Homeland Season Premiere Review: “The Drone Queen” and “Trylon and Perisphere” (Season 4, Episodes 1 and 2)


I had given up on Homeland halfway through its third season last year. Showtime’s intriguing CIA thriller had faded into being a shadow of what it was been in its first year-and-a-half, missing the magnetic chemistry between its lead stars Claire Danes and Damian Lewis and the tense, gripping spy stories that accompanied them. In preparation of this rebooted fourth season – one that comes without its haphazard title sequence or almost any mention of prior plot events – I rented the third season DVD and caught up on any holes that could exist in my coverage. To my surprise, as soon as Carrie and Brody ended up working together again in the last episodes of season three, the rest of the wheels – from plotting to pacing – started turning smoothly again.

However, with one of the key players of the series dead and gone, could a fourth season still work? Could the cast and creators rekindle the dimmed flame of such inconsistent past seasons and tell a story that felt both compelling and urgent, both edge-of-your-seat and ripped-from-the-headlines? Well, if the first two episodes of Showtime’s drama are any indication, Homeland has not quite arrived at its former glory, but is on its way to getting there.

The series opens on Carrie Mathison, who is stationed as the head of the CIA’s Kabul outlet, keeping her eye on nearby terrorist activity. One of her main allies, Islamabad station chief Sandy Bachman (Corey Stoll), feeds her information on the eve of Carrie’s birthday, explaining that the #4 most wanted man in the world, Haissam Haqqani, is in a house with a few others near the Afghanistan border. The man who fed Sandy this information is an unknown, remaining anonymous as he exchanges this intel. However, the intel proves to be costly. While the CIA’s bombing minutes later kills Haqqani, it murders 40 others as well. There was a wedding party in the shelter, now turned to rubble, and this only inflames tensions in the Middle East further.

Carrie is oddly unaffected by the severity of the “collateral damage,” trying her best to hold it together even when Sandy is targeted by a crowd of mad, erratic Pakistanis who find out his identity. However, with this devastating attack drawing controversy on all sides, CIA director Lockhart calls Carrie back into the United States. He tells her she needs to testify to the Senate that a screw-up on this scale will not happen again. However, she tells Lockhart she will not be satisfied until the CIA calls her back into duty, putting her in Islamabad so that she can correct course and find out the identity of the man who squandered this alliance with Sandy. She wants to go back and dig up the dirt, even if this means abandoning her infant daughter.

The two episode openers, “The Drone Queen” and “Trylon and Perisphere,” do a notably superb job with one aspect: Carrie’s characterization.
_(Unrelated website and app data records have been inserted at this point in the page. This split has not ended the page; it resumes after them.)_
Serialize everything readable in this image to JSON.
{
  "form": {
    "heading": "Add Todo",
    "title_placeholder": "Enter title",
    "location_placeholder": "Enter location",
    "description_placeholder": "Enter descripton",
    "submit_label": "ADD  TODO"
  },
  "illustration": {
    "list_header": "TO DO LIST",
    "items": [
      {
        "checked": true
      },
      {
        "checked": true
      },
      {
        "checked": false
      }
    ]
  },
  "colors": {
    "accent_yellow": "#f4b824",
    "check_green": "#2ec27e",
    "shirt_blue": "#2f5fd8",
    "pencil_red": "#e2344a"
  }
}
While she was a volatile, passionate figure in the first three seasons, Carrie has absorbed Brody’s death since the end of the last season and is now quite calm. In fact, her collective state is kind of eerie. She feels right at home in Kabul, even telling her driver in the season’s opening scene that she wants to get out and walk the rest of the way, which gives her the chance to breathe the air around her, owning the road as her own.

However, despite her steadiness and comfort as a top-level chief, there is something distant about Carrie in these opening two episodes. Directors Lesli Linka Glatter (“The Drone Queen”) and Keith Gordon (“Trylon and Perisphere”) emphasize how Carrie is walled away from humanity, reacting to major problems without much of a personality. In an early scene from “The Drone Queen,” as Carrie and her co-workers watch the bombing from their offices, regular Homeland viewers will register a distance from the counter-terrorist events that occur.
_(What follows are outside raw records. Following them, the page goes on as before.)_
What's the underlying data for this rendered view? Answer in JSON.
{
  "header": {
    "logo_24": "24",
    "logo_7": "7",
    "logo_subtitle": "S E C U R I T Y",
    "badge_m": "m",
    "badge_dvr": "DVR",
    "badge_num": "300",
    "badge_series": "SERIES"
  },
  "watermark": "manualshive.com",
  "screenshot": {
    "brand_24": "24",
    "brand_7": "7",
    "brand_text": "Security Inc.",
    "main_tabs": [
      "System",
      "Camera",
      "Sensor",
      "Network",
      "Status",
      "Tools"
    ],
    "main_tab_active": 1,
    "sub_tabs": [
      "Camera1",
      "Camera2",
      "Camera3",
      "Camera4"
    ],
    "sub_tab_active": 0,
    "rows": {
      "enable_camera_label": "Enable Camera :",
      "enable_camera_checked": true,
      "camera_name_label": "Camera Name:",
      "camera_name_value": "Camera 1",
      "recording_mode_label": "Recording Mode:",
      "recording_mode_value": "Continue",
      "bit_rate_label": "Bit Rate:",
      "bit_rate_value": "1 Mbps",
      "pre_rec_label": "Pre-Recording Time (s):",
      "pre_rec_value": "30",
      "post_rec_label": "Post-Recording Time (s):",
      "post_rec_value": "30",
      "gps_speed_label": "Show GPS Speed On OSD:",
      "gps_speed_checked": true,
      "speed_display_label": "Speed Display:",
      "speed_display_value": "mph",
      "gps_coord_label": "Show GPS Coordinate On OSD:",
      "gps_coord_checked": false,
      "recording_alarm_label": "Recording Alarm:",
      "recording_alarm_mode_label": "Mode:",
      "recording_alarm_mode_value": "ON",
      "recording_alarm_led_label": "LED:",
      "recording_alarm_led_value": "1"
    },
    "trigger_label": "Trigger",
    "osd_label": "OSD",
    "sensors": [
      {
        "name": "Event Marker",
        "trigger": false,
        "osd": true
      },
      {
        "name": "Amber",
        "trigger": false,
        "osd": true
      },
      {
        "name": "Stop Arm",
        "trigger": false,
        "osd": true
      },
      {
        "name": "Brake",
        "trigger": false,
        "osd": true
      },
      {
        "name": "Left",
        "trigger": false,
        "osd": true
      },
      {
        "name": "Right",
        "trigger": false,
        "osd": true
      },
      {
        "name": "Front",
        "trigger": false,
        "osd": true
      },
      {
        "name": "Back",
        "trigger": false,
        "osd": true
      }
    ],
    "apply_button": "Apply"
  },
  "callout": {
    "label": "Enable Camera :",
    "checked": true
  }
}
Prior installments of the series rarely situated these attacks solely from the agency floor, but gave visceral views from the field. Carrie has graduated to a place where she can watch the world burn around her without interacting with it, and the hushed silence around Carrie as the shelter blows up hints at a lack of feeling due to her proximity away from the ground. In these two episodes, both Linka Glatter and Gordon show the protagonist in her room or places where she can be alone, almost engulfed by darkness.

Regardless, there is one factor that still puts Carrie on edge: dealing with her infant daughter, Franny. Carrie gave her sister Maggie (Amy Hargreaves) the job to take care of Franny, who only gets to see her mom over Skype. When Carrie is called back into the United States, she hardly contemplates how going back to Islamabad will affect her relationship with her daughter. When Maggie hears that Carrie is going to be away again, she can hardly believe it. “There’s not even a diagnosis for what’s wrong with you,” she tells Carrie. The only land that the CIA operative feels like a stranger in is her own home.